Problem to solve:
The answer should reproduce the listing below character for character.

Data records:
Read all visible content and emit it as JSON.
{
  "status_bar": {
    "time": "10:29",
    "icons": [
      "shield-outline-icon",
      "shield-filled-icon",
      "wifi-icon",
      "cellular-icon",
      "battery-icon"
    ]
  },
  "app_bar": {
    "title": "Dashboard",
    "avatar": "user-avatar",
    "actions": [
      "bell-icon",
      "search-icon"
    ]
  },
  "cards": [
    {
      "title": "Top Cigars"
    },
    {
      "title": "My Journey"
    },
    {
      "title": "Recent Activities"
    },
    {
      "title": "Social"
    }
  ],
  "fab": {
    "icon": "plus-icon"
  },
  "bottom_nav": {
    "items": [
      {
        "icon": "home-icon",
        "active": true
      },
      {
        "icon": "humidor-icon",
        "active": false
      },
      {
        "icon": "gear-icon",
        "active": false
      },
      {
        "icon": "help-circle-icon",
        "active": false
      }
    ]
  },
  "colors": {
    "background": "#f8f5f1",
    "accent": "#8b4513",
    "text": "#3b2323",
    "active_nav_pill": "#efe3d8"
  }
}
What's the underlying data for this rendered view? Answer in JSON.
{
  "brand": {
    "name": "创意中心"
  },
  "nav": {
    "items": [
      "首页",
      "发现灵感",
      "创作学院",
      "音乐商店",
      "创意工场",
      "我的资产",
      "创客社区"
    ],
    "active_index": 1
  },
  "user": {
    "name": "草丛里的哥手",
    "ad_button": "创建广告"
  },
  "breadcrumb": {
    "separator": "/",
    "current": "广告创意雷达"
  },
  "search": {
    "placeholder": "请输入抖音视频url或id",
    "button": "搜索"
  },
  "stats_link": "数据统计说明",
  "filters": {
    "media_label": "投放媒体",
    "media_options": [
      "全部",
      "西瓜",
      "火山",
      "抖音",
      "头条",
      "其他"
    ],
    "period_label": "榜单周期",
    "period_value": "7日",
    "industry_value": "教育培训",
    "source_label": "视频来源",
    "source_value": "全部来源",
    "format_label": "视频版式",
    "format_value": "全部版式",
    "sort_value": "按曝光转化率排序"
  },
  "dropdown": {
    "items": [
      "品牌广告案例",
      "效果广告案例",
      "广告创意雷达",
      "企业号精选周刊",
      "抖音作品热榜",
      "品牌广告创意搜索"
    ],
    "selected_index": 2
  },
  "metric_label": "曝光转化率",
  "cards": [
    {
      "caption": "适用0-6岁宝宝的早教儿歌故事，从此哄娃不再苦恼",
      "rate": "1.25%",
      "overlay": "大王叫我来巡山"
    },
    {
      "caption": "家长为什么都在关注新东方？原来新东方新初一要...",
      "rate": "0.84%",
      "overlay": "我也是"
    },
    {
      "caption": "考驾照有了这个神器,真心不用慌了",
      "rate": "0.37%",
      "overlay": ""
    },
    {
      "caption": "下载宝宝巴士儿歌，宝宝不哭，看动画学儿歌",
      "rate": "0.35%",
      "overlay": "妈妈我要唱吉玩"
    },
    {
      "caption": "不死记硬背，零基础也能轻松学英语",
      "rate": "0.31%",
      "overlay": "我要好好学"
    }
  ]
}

Problem solution:
Read all visible content and emit it as JSON.
{
  "status_bar": {
    "time": "10:29",
    "icons": [
      "shield-outline-icon",
      "shield-filled-icon",
      "wifi-icon",
      "cellular-icon",
      "battery-icon"
    ]
  },
  "app_bar": {
    "title": "Dashboard",
    "avatar": "user-avatar",
    "actions": [
      "bell-icon",
      "search-icon"
    ]
  },
  "cards": [
    {
      "title": "Top Cigars"
    },
    {
      "title": "My Journey"
    },
    {
      "title": "Recent Activities"
    },
    {
      "title": "Social"
    }
  ],
  "fab": {
    "icon": "plus-icon"
  },
  "bottom_nav": {
    "items": [
      {
        "icon": "home-icon",
        "active": true
      },
      {
        "icon": "humidor-icon",
        "active": false
      },
      {
        "icon": "gear-icon",
        "active": false
      },
      {
        "icon": "help-circle-icon",
        "active": false
      }
    ]
  },
  "colors": {
    "background": "#f8f5f1",
    "accent": "#8b4513",
    "text": "#3b2323",
    "active_nav_pill": "#efe3d8"
  }
}
What's the underlying data for this rendered view? Answer in JSON.
{
  "brand": {
    "name": "创意中心"
  },
  "nav": {
    "items": [
      "首页",
      "发现灵感",
      "创作学院",
      "音乐商店",
      "创意工场",
      "我的资产",
      "创客社区"
    ],
    "active_index": 1
  },
  "user": {
    "name": "草丛里的哥手",
    "ad_button": "创建广告"
  },
  "breadcrumb": {
    "separator": "/",
    "current": "广告创意雷达"
  },
  "search": {
    "placeholder": "请输入抖音视频url或id",
    "button": "搜索"
  },
  "stats_link": "数据统计说明",
  "filters": {
    "media_label": "投放媒体",
    "media_options": [
      "全部",
      "西瓜",
      "火山",
      "抖音",
      "头条",
      "其他"
    ],
    "period_label": "榜单周期",
    "period_value": "7日",
    "industry_value": "教育培训",
    "source_label": "视频来源",
    "source_value": "全部来源",
    "format_label": "视频版式",
    "format_value": "全部版式",
    "sort_value": "按曝光转化率排序"
  },
  "dropdown": {
    "items": [
      "品牌广告案例",
      "效果广告案例",
      "广告创意雷达",
      "企业号精选周刊",
      "抖音作品热榜",
      "品牌广告创意搜索"
    ],
    "selected_index": 2
  },
  "metric_label": "曝光转化率",
  "cards": [
    {
      "caption": "适用0-6岁宝宝的早教儿歌故事，从此哄娃不再苦恼",
      "rate": "1.25%",
      "overlay": "大王叫我来巡山"
    },
    {
      "caption": "家长为什么都在关注新东方？原来新东方新初一要...",
      "rate": "0.84%",
      "overlay": "我也是"
    },
    {
      "caption": "考驾照有了这个神器,真心不用慌了",
      "rate": "0.37%",
      "overlay": ""
    },
    {
      "caption": "下载宝宝巴士儿歌，宝宝不哭，看动画学儿歌",
      "rate": "0.35%",
      "overlay": "妈妈我要唱吉玩"
    },
    {
      "caption": "不死记硬背，零基础也能轻松学英语",
      "rate": "0.31%",
      "overlay": "我要好好学"
    }
  ]
}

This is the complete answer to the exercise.